Natural-gas prices are market driven and consequently are a function of supply and demand. What do we know about those two quantities? As far as demand is concerned, natural gas is increasingly popular because it is efficient, clean and reliable. Demand is also driven by weather conditions. A warm late winter (2005-06) reduced demand thereby increasing supply and reducing the price late in the winter. Interestingly, a hot summer also increases demand for natural gas because electric-power-generation plants use gas to generate electricity. In August of this year, electricity demand reached weekly records more than once due to the hot weather. This resulted in the first natural-gas inventory decline ever recorded in the summer months.
While supplies declined slightly in early August, these inventories were well above long-term and last year's inventories. This bodes well for short-term price stability. Long-term fundamentals suggest that prices will stay high and gradually increase. Some of the reasons for this are as follows:

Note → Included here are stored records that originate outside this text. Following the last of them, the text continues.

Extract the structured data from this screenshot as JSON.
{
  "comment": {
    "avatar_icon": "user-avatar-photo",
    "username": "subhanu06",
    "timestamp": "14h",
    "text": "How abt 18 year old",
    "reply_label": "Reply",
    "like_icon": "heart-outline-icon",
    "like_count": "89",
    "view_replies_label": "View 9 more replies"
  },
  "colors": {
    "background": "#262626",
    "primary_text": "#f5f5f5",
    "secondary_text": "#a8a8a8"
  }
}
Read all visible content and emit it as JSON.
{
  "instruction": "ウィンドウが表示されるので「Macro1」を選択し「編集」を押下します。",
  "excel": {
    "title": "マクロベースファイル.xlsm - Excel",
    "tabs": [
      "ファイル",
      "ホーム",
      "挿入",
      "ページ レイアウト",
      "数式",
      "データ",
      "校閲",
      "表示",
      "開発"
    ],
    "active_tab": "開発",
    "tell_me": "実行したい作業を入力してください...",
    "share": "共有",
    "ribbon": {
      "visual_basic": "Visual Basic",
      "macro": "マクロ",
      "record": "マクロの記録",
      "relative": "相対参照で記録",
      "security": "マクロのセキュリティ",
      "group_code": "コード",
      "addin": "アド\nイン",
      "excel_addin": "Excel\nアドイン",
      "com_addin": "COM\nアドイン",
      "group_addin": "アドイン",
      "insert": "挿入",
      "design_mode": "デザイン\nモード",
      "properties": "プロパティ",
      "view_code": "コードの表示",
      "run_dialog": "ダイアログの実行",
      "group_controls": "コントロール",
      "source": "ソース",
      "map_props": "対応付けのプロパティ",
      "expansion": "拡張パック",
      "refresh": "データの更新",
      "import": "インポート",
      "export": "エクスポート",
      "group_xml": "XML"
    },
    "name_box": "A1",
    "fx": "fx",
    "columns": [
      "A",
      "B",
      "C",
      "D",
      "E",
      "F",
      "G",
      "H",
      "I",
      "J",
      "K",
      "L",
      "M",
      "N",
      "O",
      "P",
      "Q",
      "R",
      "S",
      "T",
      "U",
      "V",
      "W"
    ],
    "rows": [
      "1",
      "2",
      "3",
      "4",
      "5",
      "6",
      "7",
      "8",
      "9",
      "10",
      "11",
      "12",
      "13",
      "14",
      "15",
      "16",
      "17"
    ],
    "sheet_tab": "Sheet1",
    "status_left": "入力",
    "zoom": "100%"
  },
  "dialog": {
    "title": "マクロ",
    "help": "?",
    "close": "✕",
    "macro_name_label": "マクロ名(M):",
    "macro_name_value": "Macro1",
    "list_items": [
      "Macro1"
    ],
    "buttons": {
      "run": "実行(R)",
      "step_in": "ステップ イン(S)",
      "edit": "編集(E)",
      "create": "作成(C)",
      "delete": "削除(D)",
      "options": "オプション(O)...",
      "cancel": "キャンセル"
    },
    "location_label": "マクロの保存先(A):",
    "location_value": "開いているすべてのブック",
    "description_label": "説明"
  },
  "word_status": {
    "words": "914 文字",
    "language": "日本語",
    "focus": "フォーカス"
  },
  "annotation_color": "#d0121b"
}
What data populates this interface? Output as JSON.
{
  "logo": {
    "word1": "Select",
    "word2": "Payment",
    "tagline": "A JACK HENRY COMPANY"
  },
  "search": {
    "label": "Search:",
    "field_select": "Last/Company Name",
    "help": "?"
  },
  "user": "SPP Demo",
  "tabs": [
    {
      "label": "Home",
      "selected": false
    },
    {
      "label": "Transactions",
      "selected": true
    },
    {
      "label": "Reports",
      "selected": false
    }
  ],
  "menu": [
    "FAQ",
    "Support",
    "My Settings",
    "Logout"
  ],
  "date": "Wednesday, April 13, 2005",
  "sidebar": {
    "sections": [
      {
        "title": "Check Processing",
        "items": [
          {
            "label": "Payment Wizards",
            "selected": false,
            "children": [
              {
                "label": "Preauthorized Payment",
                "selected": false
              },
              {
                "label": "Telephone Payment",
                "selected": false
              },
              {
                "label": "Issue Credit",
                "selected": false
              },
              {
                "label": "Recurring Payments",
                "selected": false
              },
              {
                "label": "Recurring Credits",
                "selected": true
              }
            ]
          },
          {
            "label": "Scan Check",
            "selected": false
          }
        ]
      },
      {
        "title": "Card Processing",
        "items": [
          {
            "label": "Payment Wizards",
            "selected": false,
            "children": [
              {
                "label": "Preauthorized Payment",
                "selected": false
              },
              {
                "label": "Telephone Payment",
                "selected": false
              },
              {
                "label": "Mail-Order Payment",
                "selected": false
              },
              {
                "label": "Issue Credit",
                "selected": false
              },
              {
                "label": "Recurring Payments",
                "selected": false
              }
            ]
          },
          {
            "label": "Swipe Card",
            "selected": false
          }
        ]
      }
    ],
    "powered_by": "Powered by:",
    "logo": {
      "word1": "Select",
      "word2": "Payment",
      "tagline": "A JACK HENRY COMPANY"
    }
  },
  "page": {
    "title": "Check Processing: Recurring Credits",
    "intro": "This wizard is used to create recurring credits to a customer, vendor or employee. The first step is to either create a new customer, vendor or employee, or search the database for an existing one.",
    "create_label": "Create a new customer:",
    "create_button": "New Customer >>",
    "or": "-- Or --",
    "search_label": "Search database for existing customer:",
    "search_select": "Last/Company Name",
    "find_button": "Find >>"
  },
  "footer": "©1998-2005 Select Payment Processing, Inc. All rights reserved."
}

- Lower production from new gas wells and depletion of older wells.
- New electricity generation has, and continues to be, gas-fired.
- Supply is flat and demand is up.
- Economic outlook is improving, and this will increase energy consumption.
What does all this mean for prices this winter? The Energy Information Administration of the federal government believes that natural-gas prices will be lower through the rest of this year relative to the same period in 2005. Barring extreme weather for the rest of the year, the 2006 average price is expected to be $7.69/mcf, which would be a drop of $1.17 from the 2005 average.
As of this writing, the contracts for delivery during the entire upcoming heating season (Nov. 2006 - March 2007) averaged $9.97/mcf. This is down over $0.90 in the last month and is the first time it has dropped below $10.00 since July. At the same time last year, the heating-season average future price was $12.15/mcf.
With futures averaging more than $2.00/mcf lower than this time last year due to such things as a higher inventory, cooler late-summer weather and a relatively calm early hurricane season (so far), the early heating-season prices promise to be favorable as compared to last fall. Supply is up and current demand is down. The free market is doing its job, as it should.
Unfortunately, as prices go up people tend to look to the government to fix the problem. Government "control" is typically in the form of producer price controls/limits, and this type of control throws the free-market system out the window. Abandoning the free market can result in shortages, which will not benefit us personally or professionally. So if/when prices do rise, realize that the free market is still at work and don't seek to fix something that isn't broken.
Report Abusive Comment